So why the uproar over these parents?  Our culture seems to have arrived at the view that kids must be shielded from any risk whatsoever.  We believe that this attitude is not only overkill but actually works against raising healthy children. Not only do those efforts create an illusion of safety, but they actually diminish a child's ability to overcome future obstacles he or she will encounter.  We all want our children to become independent, resilient adults, but those are qualities that cannot really be taught; they must be learned by experience.  Some exposure to risk and difficulty are the only way to gain the skills to tackle all that life will bring.

Any parent my age has reminisced about the things we did when we were young. Crazy stuff. Definitely unsupervised stuff. Most of us turned out pretty well.  Why aren’t more of us dead? Were we just lucky? All of us?  Sure, things are different now, but not in the ways that many people think; statistically, most of life is actually safer than it was in the old days.  What has changed is the attitudes of parents, school administrators, law enforcement, and others about the amount of risk kids should be exposed to.  (On this topic there's an interesting recent article at the Atlantic Monthly here).
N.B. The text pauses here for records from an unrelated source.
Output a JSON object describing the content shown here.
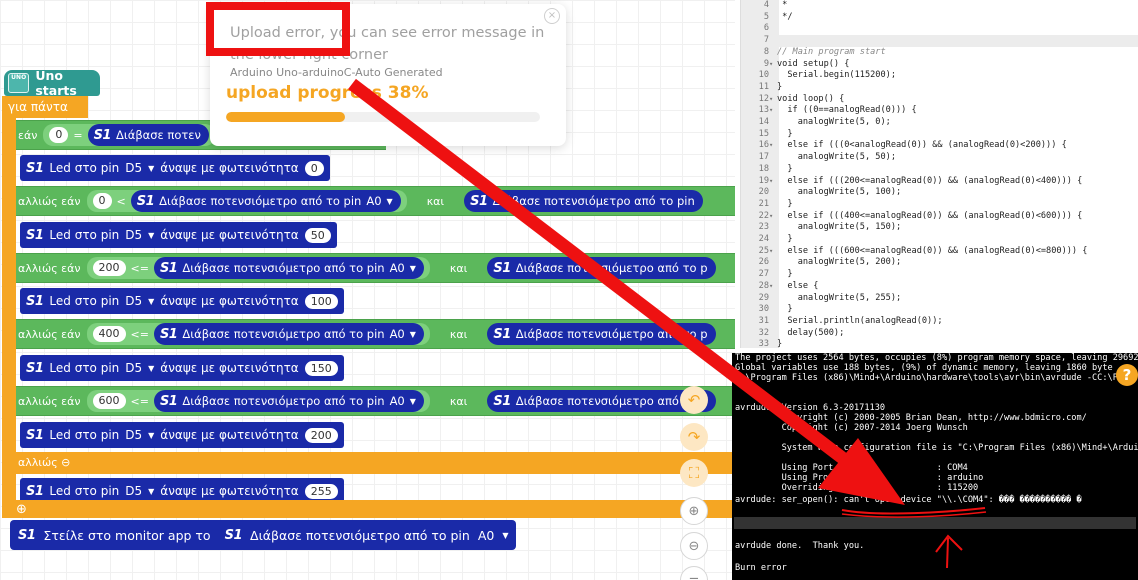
{
  "blocks": {
    "hat_icon": "UNO",
    "hat_label": "Uno starts",
    "forever_label": "για πάντα",
    "if_label": "εάν",
    "elseif_label": "αλλιώς εάν",
    "else_label": "αλλιώς",
    "and_label": "και",
    "s1": "S1",
    "read_pot_label": "Διάβασε ποτενσιόμετρο από το pin",
    "read_pot_truncated": "Διάβασε ποτεν",
    "read_pot_r1": "Διάβασε ποτενσιόμετρο από το pin",
    "read_pot_r2": "Διάβασε ποτενσιόμετρο από το p",
    "read_pot_r3": "Διάβασε ποτενσιόμετρο από το p",
    "read_pot_r4": "Διάβασε ποτενσιόμετρο από το p",
    "pin_a0": "A0",
    "led_label": "Led στο pin",
    "pin_d5": "D5",
    "led_on_label": "άναψε με φωτεινότητα",
    "op_eq": "=",
    "op_lt": "<",
    "op_le": "<=",
    "v0": "0",
    "v50": "50",
    "v100": "100",
    "v150": "150",
    "v200": "200",
    "v255": "255",
    "v400": "400",
    "v600": "600",
    "monitor_label": "Στείλε στο monitor app το",
    "minus_icon": "⊖",
    "plus_icon": "⊕"
  },
  "popup": {
    "message": "Upload error, you can see error message in the lower right corner",
    "subtitle": "Arduino Uno-arduinoC-Auto Generated",
    "progress_text": "upload progress 38%",
    "progress": 38,
    "close": "×"
  },
  "code": [
    {
      "n": "4",
      "t": " *"
    },
    {
      "n": "5",
      "t": " */"
    },
    {
      "n": "6",
      "t": ""
    },
    {
      "n": "7",
      "t": ""
    },
    {
      "n": "8",
      "t": "// Main program start"
    },
    {
      "n": "9",
      "t": "void setup() {",
      "fold": true
    },
    {
      "n": "10",
      "t": "  Serial.begin(115200);"
    },
    {
      "n": "11",
      "t": "}"
    },
    {
      "n": "12",
      "t": "void loop() {",
      "fold": true
    },
    {
      "n": "13",
      "t": "  if ((0==analogRead(0))) {",
      "fold": true
    },
    {
      "n": "14",
      "t": "    analogWrite(5, 0);"
    },
    {
      "n": "15",
      "t": "  }"
    },
    {
      "n": "16",
      "t": "  else if (((0<analogRead(0)) && (analogRead(0)<200))) {",
      "fold": true
    },
    {
      "n": "17",
      "t": "    analogWrite(5, 50);"
    },
    {
      "n": "18",
      "t": "  }"
    },
    {
      "n": "19",
      "t": "  else if (((200<=analogRead(0)) && (analogRead(0)<400))) {",
      "fold": true
    },
    {
      "n": "20",
      "t": "    analogWrite(5, 100);"
    },
    {
      "n": "21",
      "t": "  }"
    },
    {
      "n": "22",
      "t": "  else if (((400<=analogRead(0)) && (analogRead(0)<600))) {",
      "fold": true
    },
    {
      "n": "23",
      "t": "    analogWrite(5, 150);"
    },
    {
      "n": "24",
      "t": "  }"
    },
    {
      "n": "25",
      "t": "  else if (((600<=analogRead(0)) && (analogRead(0)<=800))) {",
      "fold": true
    },
    {
      "n": "26",
      "t": "    analogWrite(5, 200);"
    },
    {
      "n": "27",
      "t": "  }"
    },
    {
      "n": "28",
      "t": "  else {",
      "fold": true
    },
    {
      "n": "29",
      "t": "    analogWrite(5, 255);"
    },
    {
      "n": "30",
      "t": "  }"
    },
    {
      "n": "31",
      "t": "  Serial.println(analogRead(0));"
    },
    {
      "n": "32",
      "t": "  delay(500);"
    },
    {
      "n": "33",
      "t": "}"
    }
  ],
  "console": {
    "lines": [
      "The project uses 2564 bytes, occupies (8%) program memory space, leaving 29692",
      "Global variables use 188 bytes, (9%) of dynamic memory, leaving 1860 byte",
      "C:\\Program Files (x86)\\Mind+\\Arduino\\hardware\\tools\\avr\\bin\\avrdude -CC:\\Pr",
      "",
      "avrdude: Version 6.3-20171130",
      "         Copyright (c) 2000-2005 Brian Dean, http://www.bdmicro.com/",
      "         Copyright (c) 2007-2014 Joerg Wunsch",
      "",
      "         System wide configuration file is \"C:\\Program Files (x86)\\Mind+\\Arduin",
      "",
      "         Using Port                    : COM4",
      "         Using Programmer              : arduino",
      "         Overriding Baud Rate          : 115200",
      "avrdude: ser_open(): can't open device \"\\\\.\\COM4\": ��� ���������� �",
      "",
      "",
      "",
      "avrdude done.  Thank you.",
      "",
      "Burn error"
    ],
    "help": "?"
  },
  "icons": {
    "undo": "↶",
    "redo": "↷",
    "crop": "⛶",
    "zoom_in": "⊕",
    "zoom_out": "⊖",
    "reset": "="
  },
  "colors": {
    "control_orange": "#f5a623",
    "logic_green": "#5cb85c",
    "sensor_blue": "#1a2aa8",
    "hat_teal": "#2f9a91",
    "annotation_red": "#ee1111"
  }
}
I'm not advocating taking needless risks, and I certainly don't let my kids do whatever they want.  We all wear seatbelts when in the car for example. But often there's a cost to reducing risk, so the decisions become a risk vs reward calculation.  Some people thought we were nuts for letting our son wrestle, but we decided this was a sport that was well worth the potential risks.  Had he wanted to take up football, I might have discouraged him, but I certainly don't condemn any parents who come down on the other side of that decision. There are many great ways to raise kids, and I don't have a monopoly on good parenting.

Back to sailing - the sailors I've met with kids typically spend a huge amount of time educating them on the right way to do things and then letting them take supervised, incremental risks. And on a boat, the rules and best practices aren't trivial or hyper-restrictive organizational CYA rules but rather exist for safety reasons that are usually pretty apparent or easily explainable. And it's amazing how quickly boat kids rise to that level of seriousness and responsibility.

So those commenters who think those Kaufman kids would be better in a foster home?  Wow - that just blows my mind.

Ken said...

Great post Greg.

bob said...

Hey Greg...good post...thought your fellow Mason 43 sailors on MOMO also have an interesting perspective after 12 years aboard http://svmomo.blogspot.com/ .

Keep living the good life on your own terms.

Best,

Bob

Mark and Cindy - s/v Cream Puff said...

Well said!

I too have followed the blog for a couple of years and do not hold it against anyone who wishes to follow their dreams. I will never condemn anyone for a chosen lifestyle. Unfortunately the life style we, and others, have chosen comes into question when something of this magnitude happens. The decision to sail RTW with young children aboard has now become a fiercely debated topic. Now doubt this will continue for some time.

I wish to express my deepest gratitude to all the members of the rescue teams. It makes me proud to be an American tax payer when I witness men jumping out of a plane into the ocean to go, without question or regard of their own safety, to the aid of a young child.

As fellow sailors we are all obligated to help a vessel in distress. I would never question having to go to the aid of another vessel. I am certain Eric and Charlotte would have sailed miles to assist another sailor. Unfortunately, it was them needing the support. I am gratified they had the necessary equipment aboard to communicate their dire needs.

When an event like this happens and everybody comes out unscathed, all the people involved did everything right.


Mark

www.creampuff.us